In another nod to the process he went through to end up in Indianapolis, Reich addressed a question about how he and his agent reacted after new broke that McDaniels backed out on his agreement to join the team.

... my wife and I sat down before the start of the season anticipating good things would happen, knowing the path that we wanted to be on as a husband and wife and the journey that we are on in this career and we decided early on that we are not going to chase after anything. So, when the announcement came off that Josh stepped down, that Josh was not taking the job, I did not call my agent. I did not text my agent. I did not say “how are we going to get an interview?” Our work speaks for itself. I hope they call us. I really do, I really hope they call us but if not we are just going to get back to work.

The message here is that while Reich has dreamed of the chance to be an NFL head coach, he wanted his work and record to be what brought teams to the table. He did not want to reach out an ask for a chance to interview if the team did not see what he brings to the table on their own. This is a consistent position from the “are you in or are you out” thought process Chris Ballard brought up a week ago.


The last question that may have yielded some real answers for fans in terms of expectations for the team moving forward acknowledged that there will be changes for the Indianapolis Colts schematically on offense and defense. After a lot of talk about the run pass option game in the Eagles playoff run, what did Reich envision for the new offensive in Indianapolis?

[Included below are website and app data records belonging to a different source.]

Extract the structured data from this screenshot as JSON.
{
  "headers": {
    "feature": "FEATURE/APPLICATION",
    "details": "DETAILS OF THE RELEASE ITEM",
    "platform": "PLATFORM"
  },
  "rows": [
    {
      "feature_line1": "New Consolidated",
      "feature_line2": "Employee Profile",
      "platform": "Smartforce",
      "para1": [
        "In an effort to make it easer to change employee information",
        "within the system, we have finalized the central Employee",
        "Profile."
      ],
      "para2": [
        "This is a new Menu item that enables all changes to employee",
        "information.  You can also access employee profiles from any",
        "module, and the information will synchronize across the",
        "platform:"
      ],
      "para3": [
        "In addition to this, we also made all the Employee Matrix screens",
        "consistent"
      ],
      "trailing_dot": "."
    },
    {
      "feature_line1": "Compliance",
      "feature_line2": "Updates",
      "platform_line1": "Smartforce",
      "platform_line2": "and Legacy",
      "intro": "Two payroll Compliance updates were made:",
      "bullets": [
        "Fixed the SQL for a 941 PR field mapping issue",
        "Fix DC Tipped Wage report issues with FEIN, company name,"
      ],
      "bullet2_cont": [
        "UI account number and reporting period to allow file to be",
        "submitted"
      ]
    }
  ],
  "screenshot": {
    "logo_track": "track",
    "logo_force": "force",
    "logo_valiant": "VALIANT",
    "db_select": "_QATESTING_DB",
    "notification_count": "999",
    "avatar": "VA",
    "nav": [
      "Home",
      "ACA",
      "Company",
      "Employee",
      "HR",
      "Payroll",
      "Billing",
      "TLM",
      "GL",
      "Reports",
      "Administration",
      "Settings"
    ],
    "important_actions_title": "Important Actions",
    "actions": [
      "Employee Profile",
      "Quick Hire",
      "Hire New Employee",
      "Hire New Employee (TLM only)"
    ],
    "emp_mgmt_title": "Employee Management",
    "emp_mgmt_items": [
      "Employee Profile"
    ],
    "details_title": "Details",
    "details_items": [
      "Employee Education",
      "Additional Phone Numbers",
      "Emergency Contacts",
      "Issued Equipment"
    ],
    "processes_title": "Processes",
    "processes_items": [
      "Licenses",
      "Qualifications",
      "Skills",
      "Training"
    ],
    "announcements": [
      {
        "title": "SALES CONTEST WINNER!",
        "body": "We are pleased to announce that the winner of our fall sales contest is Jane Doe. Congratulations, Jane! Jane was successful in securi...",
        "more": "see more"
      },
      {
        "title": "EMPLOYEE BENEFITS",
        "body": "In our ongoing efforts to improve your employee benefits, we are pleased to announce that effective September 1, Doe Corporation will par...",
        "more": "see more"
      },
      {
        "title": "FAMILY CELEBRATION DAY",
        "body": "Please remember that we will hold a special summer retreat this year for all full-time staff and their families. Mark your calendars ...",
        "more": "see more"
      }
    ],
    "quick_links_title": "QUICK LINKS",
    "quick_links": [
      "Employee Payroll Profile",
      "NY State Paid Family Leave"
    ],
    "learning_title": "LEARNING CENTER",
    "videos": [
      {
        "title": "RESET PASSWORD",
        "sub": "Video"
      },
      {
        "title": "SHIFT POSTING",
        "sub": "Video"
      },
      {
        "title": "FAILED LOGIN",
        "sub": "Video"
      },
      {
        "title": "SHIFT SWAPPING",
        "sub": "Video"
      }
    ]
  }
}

We will be a multiple attack, up-tempo offense. We will be aggressive. What I mean by multiple is that we will use multiple personnel groups in multiple formations to be able to run the same plays over and over again, to disguise it so that team won’t know what we’re doing. We will keep them off-balance with run and pass. We will change up the tempo. There will be a strong element of no huddle offense to the Colts offense. The analogy that I like to use is the analogy of a boxer. When you step into a boxing ring you want to impose your will on your opponent and as an offensive team and as a team in general we want to impose our will on the opponent. So as an offense, to impose your will means you run it when you want to run it and when you have to run it and you throw it when you want to throw it. We speed it up when we feel we’ve got somebody on the ropes and we can put them down for the count and you slow it down sometimes when necessary. That’s the analogy, that’s what it will be, and we will build the players around that kind of scheme.

The description of the offense sounds a lot like the Erhardt-Perkins offense Josh McDaniels was likely to bring along with him from New England. It has to be music to the ears of fans to hear that a more up-tempo, no-huddle style is returning to Indianapolis. Someone with Andrew Luck’s intelligence should thrive in this system making pre-snap reads and keeping the defense off-balance. Even Jacoby Brissett has a lot of experience from college and his time in New England under the same system.

One thing is for sure, the team will look a lot different on both sides of the ball in 2018.